INDEX Simplified Molecular Input Line Entry System (SMILES) 256–60, 264, 271, 273 skewness 14, 18, 59 Soft Independent Modelling of Class Analogy see SIMCA Solenopsis invicta 191 richteri 191 specificity 200 spectral map 78 analysis (SMA) 233–8 spread 14 squared multiple correlation coefficient (r 2 ) 151, 156 standard deviation (s) 12, 58–9 and autoscaling 61 standard error of prediction 158 standard error (SE) 157–8 standard scores 61 star plot 113, 114 Statistical Isolinear MultiCategory Analysis see SIMCA statistics 12 multivariate 19 univariate 19 stepwise regression 163–4 structure–activity relationships (SAR) 310–13 substituent properties 314 electronic effect (σ ) 315–16 sulphonamides 221, 222 sulphones 221, 222 supermolecule 261, 261 supervised learning 21–2, 187–218 symbol Z 61 SYNLIB database 271 Systat package 112, 161 t statistic 157–8, 157, 179, 205 Tabu search (TS) 164 tabulation, of data sets 4 Taft equation 296 techniques nonparametric 10 parametric 10 test set 22, 57, 289–90, 291 thiopurine methyltransferase 163 thioxanthene 169 THOR database 256, 259, 260 tiotidine 256, 260, 260 Topliss tree 51, 51 total squared distance (TSD) 141
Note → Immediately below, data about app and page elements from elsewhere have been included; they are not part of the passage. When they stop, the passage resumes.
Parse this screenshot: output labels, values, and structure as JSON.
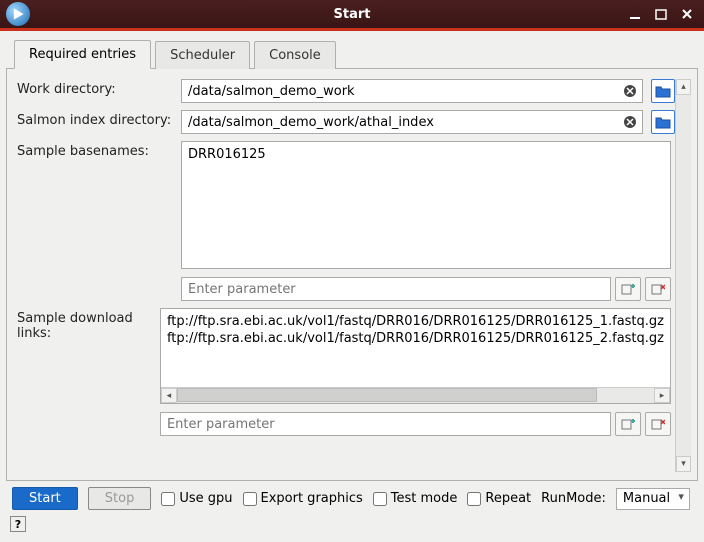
{
  "window": {
    "title": "Start"
  },
  "tabs": [
    {
      "label": "Required entries",
      "active": true
    },
    {
      "label": "Scheduler",
      "active": false
    },
    {
      "label": "Console",
      "active": false
    }
  ],
  "form": {
    "work_dir": {
      "label": "Work directory:",
      "value": "/data/salmon_demo_work"
    },
    "index_dir": {
      "label": "Salmon index directory:",
      "value": "/data/salmon_demo_work/athal_index"
    },
    "basenames": {
      "label": "Sample basenames:",
      "value": "DRR016125",
      "param_placeholder": "Enter parameter"
    },
    "downloads": {
      "label": "Sample download links:",
      "lines": [
        "ftp://ftp.sra.ebi.ac.uk/vol1/fastq/DRR016/DRR016125/DRR016125_1.fastq.gz",
        "ftp://ftp.sra.ebi.ac.uk/vol1/fastq/DRR016/DRR016125/DRR016125_2.fastq.gz"
      ],
      "param_placeholder": "Enter parameter"
    }
  },
  "bottom": {
    "start": "Start",
    "stop": "Stop",
    "use_gpu": "Use gpu",
    "export_graphics": "Export graphics",
    "test_mode": "Test mode",
    "repeat": "Repeat",
    "runmode_label": "RunMode:",
    "runmode_value": "Manual"
  },
  "help": "?"
}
INDEX total sum of squares (TSS) 150 toxicity 210–11, 301 and mixtures 327 prediction of 261–8, 297 workflow system 265, 266 Toxicity Prediction by Komputer Assisted Technology (TOPKAT) program 263–4, 265, 266–7 toxicophores 262 trained networks, rule extraction from 294 training, decision to stop 289 training algorithms, selection of 288–9 training iterations 290 training of networks 277 training set 22, 26–7, 289–90, 291 benzoic acids 87, 88 classification of 122 olive oils 284 strategies for selection 40 transfer functions 276 choice of 288–9 translation 81 treatments 28 TREPAN 294–5, 295 trial and error 26 trifluoroacetic acid 315 trifluperazine 230 trinitrobenzene 204 UDRIVE program 256, 259, 260, 260 Ultra-High Throughput Screening (Ultra-HTS) 53 ultraviolet spectra 251 unexplained sum of squares see residual sum of squares univariate statistics 19 Unsupervised Forward Selection (UFS) 69–70

341 unsupervised learning 21–2, 119–44 validation set 289–90, 291 results 301 values, missing 65 variables continuous 8, 11 continuous response 284 dependent 3, 159, 214 discrete 8, 11 independent 3–4, 159, 214 indicator 169–74 latent (LV) 206–7 qualitative 8 quantitative 8 selection of 67–72, 180, 215–16 variance 241 residual 126 of sample (s2 ) 12–13, 58 and autoscaling 61 shared 62–3, 63–4 of variable (V) 38–9, 49 variance-weighting 99, 100 varimax rotation 91–2, 92, 227, 239 vectors 106 and correlation coefficients 70–1, 71 genetic 302 water analysis 124, 136–7, 137, 197 weight vector (Wj ) 106 Wiswesser line notation (WLN) 260, 301 xanthene 169 XLS-Biplot program 234 Y scrambling 177–8, 179 Z scores 61

View more...


Copyright ©2017 KUPDF Inc.